There are some real strong racist overtones throughout the book as well, without a hint of condemnation. Some of them are pretty hard to read. I do understand that those were the times, but, unless I’m missing something, there doesn’t appear to be a deeper message here other than “people are racist.” This could have easily been a reflection of the real world wherein we had won the war but were still quite actively racist. Perhaps it was intended as such, but it never felt that way to me. The show wisely decided to convert this into more subtle undertones of the story. Tribalism is an important part of the world that Dick built; one character’s sycophantic need to impress the Japanese, other’s disdain for Japanese and German rule, and the German hate for the Jews, are all compelling parts of the world-building. Unapologetic vulgarity, however, is hard for people to hear these days, especially when expressed by an otherwise quite likeable character.
The one redeeming quality of the book is its characters. With a few small exceptions, they are all quite likeable and have distinct personalities that make them interesting. It is the characters alone that kept me reading this book. It is worth mentioning, however, that at least three of the characters could be removed entirely or reduced to tertiary roles and it would have had no effect on the overall story. On top of this list is Childan, the opening character, whose storyline is entirely pointless but fortunately quite brief. He is also the least likeable character. There are a couple of other storylines that could be extracted from the story entirely and have little to no impact. The story would probably have been more eventful as a result… but only about 50 pages long. Since the show didn’t have much source material to work with anyways, they fortunately decided to give many of these characters more meat to their storylines, and to tie them in more directly to the overall story.
The most interesting difference between the book and the show is the eponymous character, the man in the high castle. In the book, he is a man who wrote a book — an essay basically — about what might have happened if the US had won the war. In the show, he is a man distributing films that show the US actually winning the war. The latter is a great deal more compelling because it begs a lot of questions. If there’s actually footage of America winning the war, was this footage staged? Did it really happen? Or is there something else afoot? A man writing an essay and publishing it begs exactly zero questions, especially since we have ironic knowledge that he was actually wrong about a few things. Here again, the show benefits from showing and not telling. The show also makes this a great deal more interesting because people are actively being killed — as early as the first episode — while trying to distribute these films.

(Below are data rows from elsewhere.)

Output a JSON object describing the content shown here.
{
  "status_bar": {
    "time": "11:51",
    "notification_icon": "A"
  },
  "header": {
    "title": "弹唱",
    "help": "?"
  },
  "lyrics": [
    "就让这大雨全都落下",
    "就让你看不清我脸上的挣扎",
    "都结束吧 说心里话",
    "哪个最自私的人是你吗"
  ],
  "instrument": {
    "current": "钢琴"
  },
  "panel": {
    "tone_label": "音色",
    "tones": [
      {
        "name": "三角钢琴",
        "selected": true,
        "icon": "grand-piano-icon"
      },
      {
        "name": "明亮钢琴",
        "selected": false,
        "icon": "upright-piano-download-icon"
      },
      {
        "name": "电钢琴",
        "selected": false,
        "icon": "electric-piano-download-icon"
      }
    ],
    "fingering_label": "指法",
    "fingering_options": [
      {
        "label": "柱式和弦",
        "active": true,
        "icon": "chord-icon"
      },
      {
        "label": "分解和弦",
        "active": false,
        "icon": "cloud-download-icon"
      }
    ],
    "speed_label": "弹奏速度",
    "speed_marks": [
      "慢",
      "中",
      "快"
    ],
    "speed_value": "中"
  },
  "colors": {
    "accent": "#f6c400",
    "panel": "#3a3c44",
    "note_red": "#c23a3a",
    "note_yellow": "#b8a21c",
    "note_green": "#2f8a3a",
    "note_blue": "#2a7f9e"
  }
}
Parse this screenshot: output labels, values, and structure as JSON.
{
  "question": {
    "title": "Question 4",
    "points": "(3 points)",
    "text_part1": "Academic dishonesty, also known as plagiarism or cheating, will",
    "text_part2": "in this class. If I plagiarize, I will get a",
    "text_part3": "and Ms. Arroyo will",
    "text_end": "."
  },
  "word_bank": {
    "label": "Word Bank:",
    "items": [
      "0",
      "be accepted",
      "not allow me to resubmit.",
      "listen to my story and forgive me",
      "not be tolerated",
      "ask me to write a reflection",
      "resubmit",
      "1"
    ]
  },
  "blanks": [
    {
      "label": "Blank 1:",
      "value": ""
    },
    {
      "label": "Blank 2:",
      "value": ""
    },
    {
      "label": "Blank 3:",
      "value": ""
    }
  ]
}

My recommendation; if any of this sounds even remotely interesting to you, watch the show and skip the book. Despite being only about 250 pages, the book was difficult to get through. The first chapter is mind-numbingly boring. Most of the rest of the book is quite dry, and I took a week-long break before reading the last two chapters because I feared the worst. Quite correctly, I might add. Perhaps there’s a reason that this book is so highly regarded and I’ve missed the point entirely, but I’m happy to concede that I simply disagree and move on.
I give the book two stars, which my wife calls generous, but excellent character creation does merit some recognition.
What do y’all think?
Have you read this one?
Seen the show?
Agree or disagree?
Feel free to talk about it in the comments!